Prompt. Scan the entries below for the word "icon". Copy each line that has it.

Record set.
■ ■ ■ ■ ■ ■ ■
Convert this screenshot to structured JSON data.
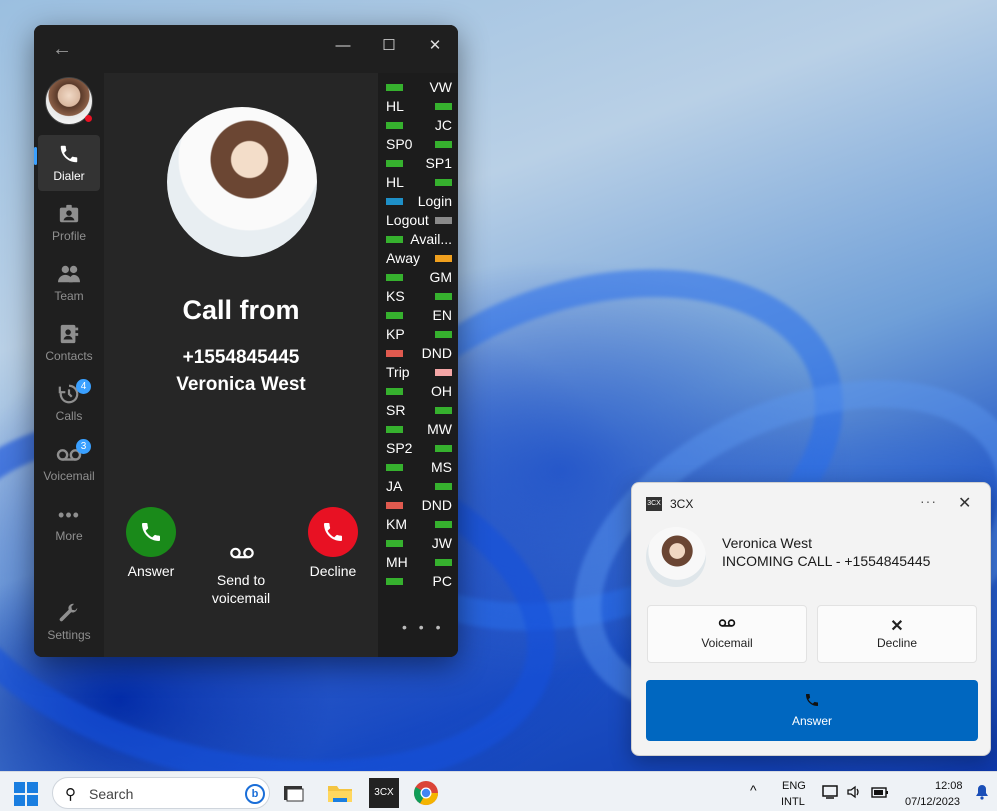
{
  "window": {
    "back_label": "←",
    "minimize_label": "—",
    "maximize_label": "☐",
    "close_label": "✕"
  },
  "nav": {
    "items": [
      {
        "label": "Dialer",
        "icon": "phone-icon",
        "active": true
      },
      {
        "label": "Profile",
        "icon": "id-badge-icon"
      },
      {
        "label": "Team",
        "icon": "team-icon"
      },
      {
        "label": "Contacts",
        "icon": "contacts-icon"
      },
      {
        "label": "Calls",
        "icon": "history-icon",
        "badge": "4"
      },
      {
        "label": "Voicemail",
        "icon": "voicemail-icon",
        "badge": "3"
      },
      {
        "label": "More",
        "icon": "more-icon"
      },
      {
        "label": "Settings",
        "icon": "wrench-icon"
      }
    ]
  },
  "call": {
    "heading": "Call from",
    "number": "+1554845445",
    "name": "Veronica West",
    "answer_label": "Answer",
    "voicemail_label_1": "Send to",
    "voicemail_label_2": "voicemail",
    "decline_label": "Decline",
    "answer_color": "#1a8a1a",
    "decline_color": "#e81123"
  },
  "presence": [
    {
      "label": "VW",
      "side": "right",
      "color": "#36b12e"
    },
    {
      "label": "HL",
      "side": "left",
      "color": "#36b12e"
    },
    {
      "label": "JC",
      "side": "right",
      "color": "#36b12e"
    },
    {
      "label": "SP0",
      "side": "left",
      "color": "#36b12e"
    },
    {
      "label": "SP1",
      "side": "right",
      "color": "#36b12e"
    },
    {
      "label": "HL",
      "side": "left",
      "color": "#36b12e"
    },
    {
      "label": "Login",
      "side": "right",
      "color": "#1e90c8"
    },
    {
      "label": "Logout",
      "side": "left",
      "color": "#8a8a8a"
    },
    {
      "label": "Avail...",
      "side": "right",
      "color": "#36b12e"
    },
    {
      "label": "Away",
      "side": "left",
      "color": "#f0a01e"
    },
    {
      "label": "GM",
      "side": "right",
      "color": "#36b12e"
    },
    {
      "label": "KS",
      "side": "left",
      "color": "#36b12e"
    },
    {
      "label": "EN",
      "side": "right",
      "color": "#36b12e"
    },
    {
      "label": "KP",
      "side": "left",
      "color": "#36b12e"
    },
    {
      "label": "DND",
      "side": "right",
      "color": "#e05a4f"
    },
    {
      "label": "Trip",
      "side": "left",
      "color": "#f4a6a6"
    },
    {
      "label": "OH",
      "side": "right",
      "color": "#36b12e"
    },
    {
      "label": "SR",
      "side": "left",
      "color": "#36b12e"
    },
    {
      "label": "MW",
      "side": "right",
      "color": "#36b12e"
    },
    {
      "label": "SP2",
      "side": "left",
      "color": "#36b12e"
    },
    {
      "label": "MS",
      "side": "right",
      "color": "#36b12e"
    },
    {
      "label": "JA",
      "side": "left",
      "color": "#36b12e"
    },
    {
      "label": "DND",
      "side": "right",
      "color": "#e05a4f"
    },
    {
      "label": "KM",
      "side": "left",
      "color": "#36b12e"
    },
    {
      "label": "JW",
      "side": "right",
      "color": "#36b12e"
    },
    {
      "label": "MH",
      "side": "left",
      "color": "#36b12e"
    },
    {
      "label": "PC",
      "side": "right",
      "color": "#36b12e"
    }
  ],
  "presence_more": "• • •",
  "toast": {
    "app_name": "3CX",
    "logo_text": "3CX",
    "more_label": "···",
    "close_label": "✕",
    "name": "Veronica West",
    "message": "INCOMING CALL - +1554845445",
    "voicemail_label": "Voicemail",
    "decline_label": "Decline",
    "answer_label": "Answer",
    "answer_color": "#0067c0"
  },
  "taskbar": {
    "search_placeholder": "Search",
    "bing_label": "b",
    "threecx_label": "3CX",
    "lang_1": "ENG",
    "lang_2": "INTL",
    "time": "12:08",
    "date": "07/12/2023",
    "chevron_label": "^"
  }
}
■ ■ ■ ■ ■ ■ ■
Exercise response.
        "icon": "phone-icon",
        "icon": "id-badge-icon"
        "icon": "team-icon"
        "icon": "contacts-icon"
        "icon": "history-icon",
        "icon": "voicemail-icon",
        "icon": "more-icon"
        "icon": "wrench-icon"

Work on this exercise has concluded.